By the end of the series, Jansson has got to the point where she can sympathize even with her most difficult and frightening creation. This is the Groke, a strange large dark longhaired mound-shaped creature with huge staring eyes, who seems to represent depression and despair. The Groke is a kind of walking manifestation of Scandinavian Gloom; everything she touches dies, and the ground freezes wherever she sits. If she stays in one place for an hour the earth becomes permanently barren. “You felt that she was terribly evil and would wait for ever,” Jansson says in one of the earlier books.
But even the normally self-centered Sniff can sympathize with the Groke: “Think how lonely the Groke is because nobody likes her, and she hates everybody,” he says. At first, the best anyone can do is get rid of her temporarily. But finally, in Moominpappa at Sea, it is Moomintroll himself who tames the Groke. He comes with a lantern every night to the beach where she sits freezing the sand and making “a thin sound, something like humming and whistling together,…after a while Moomintroll felt that it was inside his head.” Then he sees the Groke dance, swaying “slowly and heavily from side to side, waving her skirts up and down until they looked like dry, wrinkled bat’s wings.” When she leaves afterward, the sand where she has sat is no longer frozen. Perhaps Tove Jansson is suggesting that we must become familiar with our darkest moods, and allow them to express themselves.
A final and very interesting Moominland character is Snufkin, one of the most human-looking figures in the books. He is a solitary fellow with an old green hat and a mouth organ who seems to represent the artist—perhaps Tove Jansson herself.

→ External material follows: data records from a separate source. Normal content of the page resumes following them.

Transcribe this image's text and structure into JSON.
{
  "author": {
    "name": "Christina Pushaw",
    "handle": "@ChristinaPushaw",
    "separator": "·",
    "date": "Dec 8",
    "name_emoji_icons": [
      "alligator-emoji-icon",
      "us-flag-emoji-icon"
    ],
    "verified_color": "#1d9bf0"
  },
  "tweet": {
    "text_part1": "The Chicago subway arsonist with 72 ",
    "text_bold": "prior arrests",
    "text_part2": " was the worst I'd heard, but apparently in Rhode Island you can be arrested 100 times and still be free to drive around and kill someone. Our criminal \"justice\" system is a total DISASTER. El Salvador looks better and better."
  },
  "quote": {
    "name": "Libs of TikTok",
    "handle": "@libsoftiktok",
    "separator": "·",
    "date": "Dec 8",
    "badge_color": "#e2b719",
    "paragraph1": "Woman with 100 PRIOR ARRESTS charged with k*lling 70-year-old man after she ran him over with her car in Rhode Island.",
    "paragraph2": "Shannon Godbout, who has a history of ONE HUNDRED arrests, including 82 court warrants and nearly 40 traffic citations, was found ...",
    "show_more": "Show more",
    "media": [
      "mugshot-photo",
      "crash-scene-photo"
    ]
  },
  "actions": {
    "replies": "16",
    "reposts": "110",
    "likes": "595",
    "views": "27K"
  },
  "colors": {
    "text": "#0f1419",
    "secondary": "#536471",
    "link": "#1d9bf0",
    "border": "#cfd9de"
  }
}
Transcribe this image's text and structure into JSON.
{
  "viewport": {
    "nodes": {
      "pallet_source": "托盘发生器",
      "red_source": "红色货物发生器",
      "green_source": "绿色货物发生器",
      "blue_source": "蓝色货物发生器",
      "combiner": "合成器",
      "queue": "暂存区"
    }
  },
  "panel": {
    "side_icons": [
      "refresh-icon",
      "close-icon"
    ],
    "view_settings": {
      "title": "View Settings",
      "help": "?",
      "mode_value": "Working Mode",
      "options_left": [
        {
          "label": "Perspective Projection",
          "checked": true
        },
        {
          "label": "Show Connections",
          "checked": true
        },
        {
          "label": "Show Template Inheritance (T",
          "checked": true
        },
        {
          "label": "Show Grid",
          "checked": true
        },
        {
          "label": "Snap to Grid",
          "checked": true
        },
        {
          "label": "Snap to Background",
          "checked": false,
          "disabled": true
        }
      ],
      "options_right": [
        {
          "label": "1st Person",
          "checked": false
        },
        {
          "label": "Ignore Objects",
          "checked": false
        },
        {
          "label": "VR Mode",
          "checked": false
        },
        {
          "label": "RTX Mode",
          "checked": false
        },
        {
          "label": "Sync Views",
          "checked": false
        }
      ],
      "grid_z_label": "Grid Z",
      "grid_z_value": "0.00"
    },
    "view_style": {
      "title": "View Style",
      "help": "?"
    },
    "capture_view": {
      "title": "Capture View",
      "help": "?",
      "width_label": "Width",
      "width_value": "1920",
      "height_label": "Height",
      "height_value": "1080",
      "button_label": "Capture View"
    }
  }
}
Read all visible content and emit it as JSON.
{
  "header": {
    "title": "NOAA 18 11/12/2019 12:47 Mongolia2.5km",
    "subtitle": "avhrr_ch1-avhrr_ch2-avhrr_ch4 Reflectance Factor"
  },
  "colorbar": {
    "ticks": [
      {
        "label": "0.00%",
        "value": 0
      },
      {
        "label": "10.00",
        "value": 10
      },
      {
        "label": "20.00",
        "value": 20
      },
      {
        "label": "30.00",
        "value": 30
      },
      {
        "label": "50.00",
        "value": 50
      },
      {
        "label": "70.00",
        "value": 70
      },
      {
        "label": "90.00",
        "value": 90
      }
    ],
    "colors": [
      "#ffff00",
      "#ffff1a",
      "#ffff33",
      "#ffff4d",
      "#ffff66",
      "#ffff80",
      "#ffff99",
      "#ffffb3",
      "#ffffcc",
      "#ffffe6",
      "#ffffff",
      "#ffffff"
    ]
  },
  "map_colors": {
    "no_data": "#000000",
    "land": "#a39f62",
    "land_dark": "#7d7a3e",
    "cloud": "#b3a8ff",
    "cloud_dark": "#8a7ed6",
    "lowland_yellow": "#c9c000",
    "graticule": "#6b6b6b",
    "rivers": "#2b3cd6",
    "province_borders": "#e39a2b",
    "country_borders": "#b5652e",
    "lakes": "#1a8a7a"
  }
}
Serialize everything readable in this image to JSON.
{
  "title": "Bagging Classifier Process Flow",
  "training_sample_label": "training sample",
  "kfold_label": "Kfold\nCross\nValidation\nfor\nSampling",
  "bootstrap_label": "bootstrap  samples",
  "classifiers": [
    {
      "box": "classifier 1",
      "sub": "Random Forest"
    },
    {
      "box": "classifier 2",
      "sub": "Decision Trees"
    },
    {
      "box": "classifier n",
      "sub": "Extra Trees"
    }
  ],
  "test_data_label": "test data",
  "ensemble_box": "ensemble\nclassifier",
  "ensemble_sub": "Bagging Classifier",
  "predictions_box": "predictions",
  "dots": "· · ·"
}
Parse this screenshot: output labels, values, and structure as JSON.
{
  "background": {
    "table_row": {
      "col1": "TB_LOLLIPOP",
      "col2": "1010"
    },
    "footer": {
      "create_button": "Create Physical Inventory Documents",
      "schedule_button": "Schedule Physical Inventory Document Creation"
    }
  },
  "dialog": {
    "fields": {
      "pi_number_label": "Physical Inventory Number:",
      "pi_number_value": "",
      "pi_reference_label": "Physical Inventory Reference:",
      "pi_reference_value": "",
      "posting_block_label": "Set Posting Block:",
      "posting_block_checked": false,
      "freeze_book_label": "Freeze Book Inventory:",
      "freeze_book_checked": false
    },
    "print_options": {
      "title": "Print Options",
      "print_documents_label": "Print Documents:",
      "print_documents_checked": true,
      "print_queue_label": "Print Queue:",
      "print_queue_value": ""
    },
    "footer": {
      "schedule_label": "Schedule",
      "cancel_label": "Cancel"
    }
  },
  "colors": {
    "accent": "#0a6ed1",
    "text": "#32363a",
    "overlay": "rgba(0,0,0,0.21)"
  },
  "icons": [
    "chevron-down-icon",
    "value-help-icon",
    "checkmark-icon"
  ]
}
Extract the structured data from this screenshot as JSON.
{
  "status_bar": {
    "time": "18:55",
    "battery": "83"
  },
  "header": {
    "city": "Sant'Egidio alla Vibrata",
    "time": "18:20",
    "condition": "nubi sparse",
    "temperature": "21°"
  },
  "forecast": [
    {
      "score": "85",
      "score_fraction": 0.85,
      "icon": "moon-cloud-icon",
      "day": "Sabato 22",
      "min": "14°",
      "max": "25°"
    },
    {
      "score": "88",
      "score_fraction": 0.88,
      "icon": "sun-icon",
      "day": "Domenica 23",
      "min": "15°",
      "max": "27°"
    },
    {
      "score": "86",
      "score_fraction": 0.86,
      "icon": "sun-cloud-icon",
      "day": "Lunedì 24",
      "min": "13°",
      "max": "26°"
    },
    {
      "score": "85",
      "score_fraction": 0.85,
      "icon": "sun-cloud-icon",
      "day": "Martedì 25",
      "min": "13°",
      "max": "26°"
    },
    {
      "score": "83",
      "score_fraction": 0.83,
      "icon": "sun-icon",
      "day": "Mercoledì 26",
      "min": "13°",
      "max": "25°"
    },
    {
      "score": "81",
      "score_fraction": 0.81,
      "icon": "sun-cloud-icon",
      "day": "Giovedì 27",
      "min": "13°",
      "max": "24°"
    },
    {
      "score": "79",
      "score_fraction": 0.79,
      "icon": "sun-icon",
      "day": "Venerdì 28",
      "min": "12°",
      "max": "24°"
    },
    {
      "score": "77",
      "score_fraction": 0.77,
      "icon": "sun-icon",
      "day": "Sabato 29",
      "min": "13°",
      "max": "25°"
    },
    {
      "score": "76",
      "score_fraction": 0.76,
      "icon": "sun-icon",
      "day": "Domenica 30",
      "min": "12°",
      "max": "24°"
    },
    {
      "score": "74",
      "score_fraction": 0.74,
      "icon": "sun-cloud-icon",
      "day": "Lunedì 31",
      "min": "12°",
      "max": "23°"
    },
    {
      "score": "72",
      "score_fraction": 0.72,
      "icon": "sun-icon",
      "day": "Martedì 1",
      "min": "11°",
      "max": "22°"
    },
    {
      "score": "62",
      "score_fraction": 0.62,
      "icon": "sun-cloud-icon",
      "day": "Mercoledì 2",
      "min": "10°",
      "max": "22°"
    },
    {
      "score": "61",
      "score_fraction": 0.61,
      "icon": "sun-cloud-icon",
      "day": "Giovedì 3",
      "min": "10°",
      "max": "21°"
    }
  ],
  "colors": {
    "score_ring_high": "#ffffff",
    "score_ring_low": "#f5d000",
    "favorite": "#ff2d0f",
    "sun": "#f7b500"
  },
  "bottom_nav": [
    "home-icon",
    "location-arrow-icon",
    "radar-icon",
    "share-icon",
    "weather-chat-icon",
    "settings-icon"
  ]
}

Snufkin is Moomintroll’s best friend, but he is not always around. He goes south in the winter, and sometimes he prefers to be alone and think of tunes.
On his first appearance Snufkin is an anonymous wanderer; later on he (like Tove Jansson) has become famous. In one story, “The Spring Tune,” his creative efforts are disrupted by the arrival of a fan, a small fuzzy wide-eyed creature called, perhaps not accidentally, “the creep.” “Just think of it,” the creep says, “I’ll be the creep who has sat by Snufkin’s campfire. I’ll never forget that.”
When Snufkin, becoming impatient with this adulation, remarks, “You can’t ever be really free if you admire somebody too much,” the creep does not hear him.
“I know you know everything,” the little creep prattled on, edging closer still. “I know you’ve seen everything. You’re right in everything you say, and I’ll always try to become as free as you are.”
In the last story of the series Snufkin, who has been searching for a new tune, is lying in his tent trying to fall asleep. But he cannot stop thinking about the other characters in the book.
Whatever he did, there they all were in his tent, all the time, the Hemulen’s immobile eyes, and Fillyjonk lying weeping on her bed, and Toft who just kept quiet and stared at the ground and old Grandpa Grumble…they were everywhere, right inside his head.
Some authors cannot forget their characters even after a book is finished. Perhaps this is how Tove Jansson came to feel in the years when she tried to turn to adult fiction, but found herself instead writing her two final, brilliant Moominland tales.
December 17, 1992